*TASK BRIEF*. Word for word, copy every line of the data.

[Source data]

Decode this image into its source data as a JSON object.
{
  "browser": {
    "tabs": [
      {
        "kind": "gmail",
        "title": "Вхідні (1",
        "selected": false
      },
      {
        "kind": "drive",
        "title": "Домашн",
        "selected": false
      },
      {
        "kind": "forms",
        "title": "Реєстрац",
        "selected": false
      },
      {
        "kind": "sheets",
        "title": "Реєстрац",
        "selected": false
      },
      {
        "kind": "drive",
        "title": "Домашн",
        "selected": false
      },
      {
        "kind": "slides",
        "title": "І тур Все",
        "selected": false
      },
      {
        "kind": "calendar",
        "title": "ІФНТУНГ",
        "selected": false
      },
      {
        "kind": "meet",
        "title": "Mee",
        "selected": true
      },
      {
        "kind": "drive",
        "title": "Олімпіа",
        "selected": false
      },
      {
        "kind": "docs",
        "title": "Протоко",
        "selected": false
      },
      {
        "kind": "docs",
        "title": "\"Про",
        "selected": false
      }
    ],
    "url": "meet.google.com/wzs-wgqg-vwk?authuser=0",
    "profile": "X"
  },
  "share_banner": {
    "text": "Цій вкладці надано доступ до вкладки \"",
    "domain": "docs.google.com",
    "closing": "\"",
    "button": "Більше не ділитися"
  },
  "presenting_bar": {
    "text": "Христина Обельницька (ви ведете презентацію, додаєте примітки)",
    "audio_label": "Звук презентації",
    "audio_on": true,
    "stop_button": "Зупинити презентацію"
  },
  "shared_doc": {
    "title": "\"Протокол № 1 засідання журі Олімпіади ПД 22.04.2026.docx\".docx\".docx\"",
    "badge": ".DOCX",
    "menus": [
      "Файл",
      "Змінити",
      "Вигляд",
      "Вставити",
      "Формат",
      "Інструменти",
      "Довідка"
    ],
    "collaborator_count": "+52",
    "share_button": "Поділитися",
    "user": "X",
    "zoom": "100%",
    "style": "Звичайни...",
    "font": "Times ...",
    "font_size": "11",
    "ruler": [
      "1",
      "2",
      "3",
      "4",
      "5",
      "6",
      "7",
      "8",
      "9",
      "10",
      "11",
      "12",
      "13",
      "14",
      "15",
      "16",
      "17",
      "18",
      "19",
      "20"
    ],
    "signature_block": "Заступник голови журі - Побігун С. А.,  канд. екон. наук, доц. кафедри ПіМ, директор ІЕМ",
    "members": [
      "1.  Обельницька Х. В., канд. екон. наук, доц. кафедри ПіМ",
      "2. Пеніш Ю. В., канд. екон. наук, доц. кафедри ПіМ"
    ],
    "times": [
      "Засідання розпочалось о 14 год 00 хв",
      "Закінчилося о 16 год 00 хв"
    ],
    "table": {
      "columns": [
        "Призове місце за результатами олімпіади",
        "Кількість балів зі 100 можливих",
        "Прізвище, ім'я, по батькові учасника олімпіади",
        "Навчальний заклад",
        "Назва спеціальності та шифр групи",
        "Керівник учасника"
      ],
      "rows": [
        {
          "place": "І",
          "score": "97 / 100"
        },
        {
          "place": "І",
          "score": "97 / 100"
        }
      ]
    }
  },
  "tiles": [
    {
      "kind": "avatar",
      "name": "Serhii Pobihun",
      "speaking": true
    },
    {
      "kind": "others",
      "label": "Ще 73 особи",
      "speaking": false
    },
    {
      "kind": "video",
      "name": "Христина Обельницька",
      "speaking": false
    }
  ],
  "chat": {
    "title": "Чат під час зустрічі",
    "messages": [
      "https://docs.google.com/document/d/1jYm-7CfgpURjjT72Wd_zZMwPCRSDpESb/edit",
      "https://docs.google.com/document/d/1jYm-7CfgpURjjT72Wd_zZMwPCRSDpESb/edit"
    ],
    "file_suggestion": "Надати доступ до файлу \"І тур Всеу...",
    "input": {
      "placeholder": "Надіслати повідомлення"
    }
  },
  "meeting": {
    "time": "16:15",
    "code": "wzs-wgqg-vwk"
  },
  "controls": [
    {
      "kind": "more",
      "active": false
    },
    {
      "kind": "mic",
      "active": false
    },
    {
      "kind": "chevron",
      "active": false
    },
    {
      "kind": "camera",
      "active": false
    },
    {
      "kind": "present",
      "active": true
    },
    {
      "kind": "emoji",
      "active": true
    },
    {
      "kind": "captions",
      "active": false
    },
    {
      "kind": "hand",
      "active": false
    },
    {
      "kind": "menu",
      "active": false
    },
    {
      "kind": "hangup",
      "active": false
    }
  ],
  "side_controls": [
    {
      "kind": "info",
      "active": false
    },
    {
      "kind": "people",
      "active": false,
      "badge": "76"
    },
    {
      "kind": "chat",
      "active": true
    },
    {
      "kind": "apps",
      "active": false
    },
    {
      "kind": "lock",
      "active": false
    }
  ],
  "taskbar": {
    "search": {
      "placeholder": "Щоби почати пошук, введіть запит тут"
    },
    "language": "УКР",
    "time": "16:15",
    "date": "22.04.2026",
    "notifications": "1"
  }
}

*RESPONSE*.
Decode this image into its source data as a JSON object.
{
  "browser": {
    "tabs": [
      {
        "kind": "gmail",
        "title": "Вхідні (1",
        "selected": false
      },
      {
        "kind": "drive",
        "title": "Домашн",
        "selected": false
      },
      {
        "kind": "forms",
        "title": "Реєстрац",
        "selected": false
      },
      {
        "kind": "sheets",
        "title": "Реєстрац",
        "selected": false
      },
      {
        "kind": "drive",
        "title": "Домашн",
        "selected": false
      },
      {
        "kind": "slides",
        "title": "І тур Все",
        "selected": false
      },
      {
        "kind": "calendar",
        "title": "ІФНТУНГ",
        "selected": false
      },
      {
        "kind": "meet",
        "title": "Mee",
        "selected": true
      },
      {
        "kind": "drive",
        "title": "Олімпіа",
        "selected": false
      },
      {
        "kind": "docs",
        "title": "Протоко",
        "selected": false
      },
      {
        "kind": "docs",
        "title": "\"Про",
        "selected": false
      }
    ],
    "url": "meet.google.com/wzs-wgqg-vwk?authuser=0",
    "profile": "X"
  },
  "share_banner": {
    "text": "Цій вкладці надано доступ до вкладки \"",
    "domain": "docs.google.com",
    "closing": "\"",
    "button": "Більше не ділитися"
  },
  "presenting_bar": {
    "text": "Христина Обельницька (ви ведете презентацію, додаєте примітки)",
    "audio_label": "Звук презентації",
    "audio_on": true,
    "stop_button": "Зупинити презентацію"
  },
  "shared_doc": {
    "title": "\"Протокол № 1 засідання журі Олімпіади ПД 22.04.2026.docx\".docx\".docx\"",
    "badge": ".DOCX",
    "menus": [
      "Файл",
      "Змінити",
      "Вигляд",
      "Вставити",
      "Формат",
      "Інструменти",
      "Довідка"
    ],
    "collaborator_count": "+52",
    "share_button": "Поділитися",
    "user": "X",
    "zoom": "100%",
    "style": "Звичайни...",
    "font": "Times ...",
    "font_size": "11",
    "ruler": [
      "1",
      "2",
      "3",
      "4",
      "5",
      "6",
      "7",
      "8",
      "9",
      "10",
      "11",
      "12",
      "13",
      "14",
      "15",
      "16",
      "17",
      "18",
      "19",
      "20"
    ],
    "signature_block": "Заступник голови журі - Побігун С. А.,  канд. екон. наук, доц. кафедри ПіМ, директор ІЕМ",
    "members": [
      "1.  Обельницька Х. В., канд. екон. наук, доц. кафедри ПіМ",
      "2. Пеніш Ю. В., канд. екон. наук, доц. кафедри ПіМ"
    ],
    "times": [
      "Засідання розпочалось о 14 год 00 хв",
      "Закінчилося о 16 год 00 хв"
    ],
    "table": {
      "columns": [
        "Призове місце за результатами олімпіади",
        "Кількість балів зі 100 можливих",
        "Прізвище, ім'я, по батькові учасника олімпіади",
        "Навчальний заклад",
        "Назва спеціальності та шифр групи",
        "Керівник учасника"
      ],
      "rows": [
        {
          "place": "І",
          "score": "97 / 100"
        },
        {
          "place": "І",
          "score": "97 / 100"
        }
      ]
    }
  },
  "tiles": [
    {
      "kind": "avatar",
      "name": "Serhii Pobihun",
      "speaking": true
    },
    {
      "kind": "others",
      "label": "Ще 73 особи",
      "speaking": false
    },
    {
      "kind": "video",
      "name": "Христина Обельницька",
      "speaking": false
    }
  ],
  "chat": {
    "title": "Чат під час зустрічі",
    "messages": [
      "https://docs.google.com/document/d/1jYm-7CfgpURjjT72Wd_zZMwPCRSDpESb/edit",
      "https://docs.google.com/document/d/1jYm-7CfgpURjjT72Wd_zZMwPCRSDpESb/edit"
    ],
    "file_suggestion": "Надати доступ до файлу \"І тур Всеу...",
    "input": {
      "placeholder": "Надіслати повідомлення"
    }
  },
  "meeting": {
    "time": "16:15",
    "code": "wzs-wgqg-vwk"
  },
  "controls": [
    {
      "kind": "more",
      "active": false
    },
    {
      "kind": "mic",
      "active": false
    },
    {
      "kind": "chevron",
      "active": false
    },
    {
      "kind": "camera",
      "active": false
    },
    {
      "kind": "present",
      "active": true
    },
    {
      "kind": "emoji",
      "active": true
    },
    {
      "kind": "captions",
      "active": false
    },
    {
      "kind": "hand",
      "active": false
    },
    {
      "kind": "menu",
      "active": false
    },
    {
      "kind": "hangup",
      "active": false
    }
  ],
  "side_controls": [
    {
      "kind": "info",
      "active": false
    },
    {
      "kind": "people",
      "active": false,
      "badge": "76"
    },
    {
      "kind": "chat",
      "active": true
    },
    {
      "kind": "apps",
      "active": false
    },
    {
      "kind": "lock",
      "active": false
    }
  ],
  "taskbar": {
    "search": {
      "placeholder": "Щоби почати пошук, введіть запит тут"
    },
    "language": "УКР",
    "time": "16:15",
    "date": "22.04.2026",
    "notifications": "1"
  }
}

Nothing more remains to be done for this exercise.